A cast of outlaws followed that included Drew Erickson, Benji Lysaght, Stella Mozgawa, Dave Elitch, Jasper Leek and Holiday Sidewinder, gathered in the garage of his temporary Silverlake abode, delighting in the perverse subversion of the capitalist system and the challenge of completing a record with such clear time and financial constraints. With the roller door open to the street just weeks before he was due to be evicted, they merrily blasted through the set with no time to second guess or overthink and as a result, Return To Center retains an instinctive, vulnerable edge, emerging as Callinan’s most tender yet celebratory record yet.
Return To Center glimmers with what Callinan describes as a “corporate spiritual” radiance. It is a punk rock meditation on record making, music past and present. For Callinan it slices through a contradictory and confusing year of exaggerations and misrepresentations to be his ‘Return to Center’ – sounds, songs, lyrics, performance.
Whatever it is and however it was made, Return To Center transcends to a triumph.
During this 10-year period of rapid deterioration there were countless recordings attempted, and quite a few completed. Musical co-conspirators assisted in the capture of these songs, and Elbrecht himself finalized a great deal of them, but could not see a reason to release them to the public. The projects were scattered, almost as if there were an attempt to create his own contained musical subculture. They featured a variety of stylistic entities to enjoy depending on one’s mood. Much like an obsessive owner taxidermies and displays a deceased pet, Elbrecht’s final coherent years found him struggling to prop-up and surround himself with the type of art and music he felt he had lost to commercialism and the culture industry’s lack of curiosity. “He wished he existed in a time where he could enjoy the world around him… I think he was trying his hardest to block it out with things he preferred,” gathers the artist’s father.

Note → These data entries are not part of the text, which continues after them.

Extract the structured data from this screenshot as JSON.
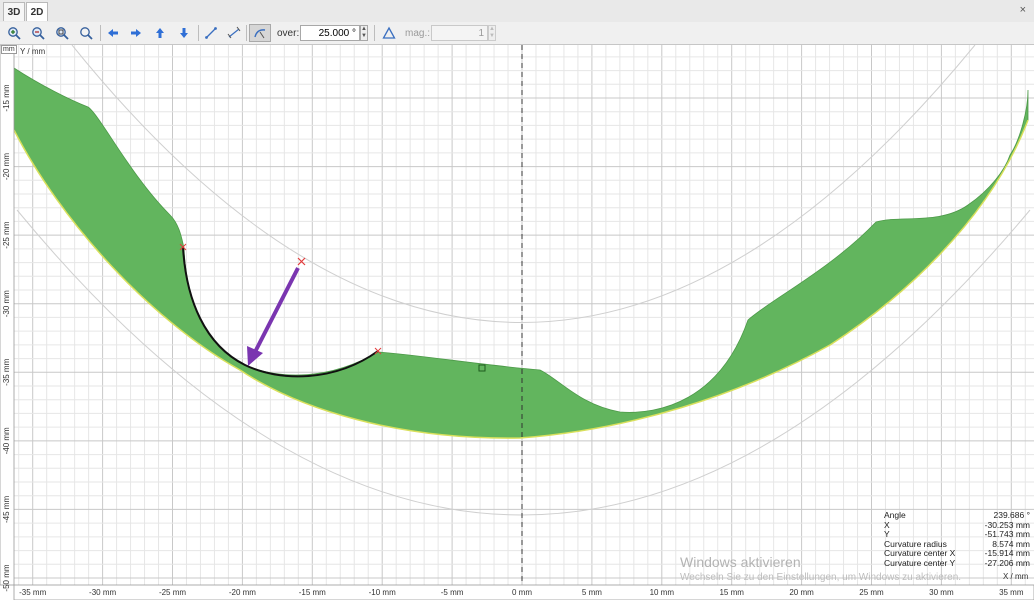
{
  "tabs": [
    {
      "label": "3D",
      "active": false
    },
    {
      "label": "2D",
      "active": true
    }
  ],
  "window": {
    "close_glyph": "×"
  },
  "toolbar": {
    "over_label": "over:",
    "over_value": "25.000 °",
    "mag_label": "mag.:",
    "mag_value": "1"
  },
  "icons": {
    "zoom_in": "zoom-in-icon",
    "zoom_out": "zoom-out-icon",
    "zoom_window": "zoom-window-icon",
    "zoom_fit": "zoom-fit-icon",
    "arrow_left": "arrow-left-icon",
    "arrow_right": "arrow-right-icon",
    "arrow_up": "arrow-up-icon",
    "arrow_down": "arrow-down-icon",
    "measure_distance": "measure-distance-icon",
    "measure_dimension": "measure-dimension-icon",
    "curvature_tool": "curvature-tool-icon",
    "triangle_tool": "triangle-icon"
  },
  "axes": {
    "x_unit": "X / mm",
    "y_unit": "Y / mm",
    "corner_unit": "mm",
    "x_ticks": [
      "-35 mm",
      "-30 mm",
      "-25 mm",
      "-20 mm",
      "-15 mm",
      "-10 mm",
      "-5 mm",
      "0 mm",
      "5 mm",
      "10 mm",
      "15 mm",
      "20 mm",
      "25 mm",
      "30 mm",
      "35 mm"
    ],
    "y_ticks": [
      "-15 mm",
      "-20 mm",
      "-25 mm",
      "-30 mm",
      "-35 mm",
      "-40 mm",
      "-45 mm",
      "-50 mm"
    ]
  },
  "readout": [
    {
      "label": "Angle",
      "value": "239.686 °"
    },
    {
      "label": "X",
      "value": "-30.253 mm"
    },
    {
      "label": "Y",
      "value": "-51.743 mm"
    },
    {
      "label": "Curvature radius",
      "value": "8.574 mm"
    },
    {
      "label": "Curvature center X",
      "value": "-15.914 mm"
    },
    {
      "label": "Curvature center Y",
      "value": "-27.206 mm"
    }
  ],
  "watermark": {
    "line1": "Windows aktivieren",
    "line2": "Wechseln Sie zu den Einstellungen, um Windows zu aktivieren."
  },
  "colors": {
    "fill": "#62b55e",
    "edge_yellow": "#d9e05c",
    "arc": "#111111",
    "arrow": "#7a35b0",
    "marker": "#e23b3b",
    "grid_minor": "#e3e3e3",
    "grid_major": "#c8c8c8"
  }
}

As bleak as this state of affairs may be, far more dismal is the notion that this music would never be heard. Therefore, there is currently an effort to bring these completed works to light. Thankfully, today Elbrecht cares and says very little about anything at all, seemingly fine with those close to him making his music available to all. The first of many releases is a double-vinyl pressing entitled Jorge Elbrecht Here Lies, which contains roughly an EP’s worth of songs from four very different projects: Presentable Corpse, Gloss Coma, REMYNYS, and Coral Cross. Elbrecht had a vision and a trajectory planned for each of these, and those behind the album art have attempted to represent it as closely as possible. The projects vary greatly--from the tape-saturated flexidisc shimmer of Presentable Corpse, to the early 90s rack unit hi-fi of REMYNYS, to the pulsing, full-frequency speaker utilization of Gloss Coma, to Coral Cross’ grindingly distorted blasts & gasps. More is sure to come, as it would appear that there is quite a substantial catalog to disseminate. The intention of all involved--his family, freinds and record label--is to continue playing the music, keeping Elbrecht’s previous tenacity, imagination and dreams for more, alive. Perhaps the spirit has left the vessel, but it can surely live on through the words and melodies therein.
2721 Larimer St.
Denver, CO, 80205